Westbrook School Committee Chairman Jim Violette said the district has been fortunate to have Gousse at the helm.
“He came into a very difficult financial situation and really stepped up to the plate and made some very tough decisions that, in hindsight, were the right decisions, but were very unpopular at the time,” Violette said.
“Then a year or two later, he consolidated our school system and basically closed one of our elementary schools, which is always a tough decision to make.”
Violette described Gousse as “a very committed, loyal individual who works extremely hard.”
Noting Gousse’s military background, Violette said he initially brought a somewhat “tough style” to the superintendent’s job.
“There were a lot of concerns that he was micromanaging, but in my eyes, he needed to do that based on our [financial] situation.”
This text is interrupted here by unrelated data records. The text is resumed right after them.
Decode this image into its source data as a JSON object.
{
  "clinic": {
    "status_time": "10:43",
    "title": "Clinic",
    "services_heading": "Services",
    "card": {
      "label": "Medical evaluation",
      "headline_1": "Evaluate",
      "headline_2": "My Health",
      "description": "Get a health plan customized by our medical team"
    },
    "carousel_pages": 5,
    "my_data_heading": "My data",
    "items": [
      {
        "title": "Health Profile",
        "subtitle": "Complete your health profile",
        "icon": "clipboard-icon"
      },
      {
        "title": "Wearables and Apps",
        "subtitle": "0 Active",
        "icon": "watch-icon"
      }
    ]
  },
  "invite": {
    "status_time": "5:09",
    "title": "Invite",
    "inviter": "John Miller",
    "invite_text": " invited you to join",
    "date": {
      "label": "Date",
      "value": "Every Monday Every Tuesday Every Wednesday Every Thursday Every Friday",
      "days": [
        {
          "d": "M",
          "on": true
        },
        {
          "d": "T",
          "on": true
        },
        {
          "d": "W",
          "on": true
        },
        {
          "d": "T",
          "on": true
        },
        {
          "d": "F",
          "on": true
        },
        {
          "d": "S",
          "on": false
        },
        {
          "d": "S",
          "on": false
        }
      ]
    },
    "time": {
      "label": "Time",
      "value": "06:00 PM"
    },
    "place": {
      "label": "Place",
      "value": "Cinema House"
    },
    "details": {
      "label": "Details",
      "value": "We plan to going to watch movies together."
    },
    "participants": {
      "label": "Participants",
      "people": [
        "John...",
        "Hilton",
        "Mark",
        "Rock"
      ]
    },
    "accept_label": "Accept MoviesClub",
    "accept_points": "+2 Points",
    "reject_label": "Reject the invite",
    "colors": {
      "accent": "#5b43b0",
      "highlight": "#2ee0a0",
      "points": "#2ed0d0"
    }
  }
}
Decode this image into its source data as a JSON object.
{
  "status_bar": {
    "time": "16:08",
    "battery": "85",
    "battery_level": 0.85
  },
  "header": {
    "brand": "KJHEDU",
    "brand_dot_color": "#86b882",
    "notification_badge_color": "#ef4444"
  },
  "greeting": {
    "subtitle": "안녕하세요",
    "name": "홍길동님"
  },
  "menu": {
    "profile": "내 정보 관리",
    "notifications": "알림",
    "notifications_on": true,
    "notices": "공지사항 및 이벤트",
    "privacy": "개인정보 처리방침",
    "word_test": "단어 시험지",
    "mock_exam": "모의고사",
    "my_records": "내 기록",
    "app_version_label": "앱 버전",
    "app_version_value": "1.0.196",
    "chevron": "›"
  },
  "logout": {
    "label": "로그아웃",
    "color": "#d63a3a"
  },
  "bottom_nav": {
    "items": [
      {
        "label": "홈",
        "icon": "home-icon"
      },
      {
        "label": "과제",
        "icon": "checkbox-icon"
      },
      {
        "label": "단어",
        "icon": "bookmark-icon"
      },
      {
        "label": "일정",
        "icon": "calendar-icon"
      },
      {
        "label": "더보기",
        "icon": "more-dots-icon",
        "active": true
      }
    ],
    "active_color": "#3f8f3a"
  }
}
Violette said Gousse’s management style has softened over the past few years.
“But he does cross every ‘T’ and dot every ‘I’ and makes sure that what needs to get done gets done.”
The only real criticism that Violette, a lifelong Boston Red Sox fan, had of Gousse is that he is a rabid New York Yankees fan.
One particularly difficult situation that Gousse has dealt with as superintendent resulted from the disclosure that Westbrook High School athletes had been drinking at a party in October 2013. Following an investigation by the school’s athletic director, about two dozen students, including a number of football players, were suspended from competition. However, based on additional information that school officials said they became aware of a few days later, the suspensions were lifted.
Because that action was taken the same day the football team took the field for a playoff game, some in the community accused school officials of caving in to players and their parents.
The school department hired Biddeford attorney John Alfano to investigate the handling of the students’ discipline. In his 26-page report, he strongly criticized school committee members and administrators, as well as parents, whom he accused of pressuring school officials.
Referring to the school’s policy on student drinking, Alfano wrote, “There is little support within the school department to enforce the policy because, when it matters, parents, administrators and board members don’t have the fortitude to stand behind their decisions.”
Gousse later acknowledged that he and other school officials could have handled the situation differently.
“I apologize to the entire community that we didn’t get it right,” the Westbrook American Journal quoted Gousse as saying. “I’m committed for the rest of my career to try to get it right.”
Gousse said at the public forum at MDI High School last Thursday that he is happy in his job in Westbrook and believes that the school committee is happy with him.
“It’s important for you to know that I’m not running from anything,” he said. “I love Westbrook. But it’s time for me to look at a change.”
He said he and his wife, Jeanne, have long been drawn to the greater MDI region.
“Regardless of what might transpire [with the superintendent’s job], I am going to be in this area at some point in the near future,” he said.
Whoever the MDIRSS board hires as superintendent will succeed Howard Colter, who plans to retire this summer. Colter’s salary this year is $124,236.
Gousse’s current salary as superintendent in Westbrook is $128,775.
The information that the search committee provided to potential applicants about the MDIRSS superintendent’s position listed the salary range as $110,000 to $130,000 “depending on experience.” But the MDIRSS budget for next fiscal year includes up to $135,000 for the new superintendent.
Colter said at the time the budget was being prepared that he and the school board agreed that the possibility for a higher salary was needed to help attract the most highly qualified candidates.
School board Chairman Charlie Wray said the increase would give the board “wiggle room, depending on whether we get a very senior superintendent as a candidate and need to make an offer above the current salary.”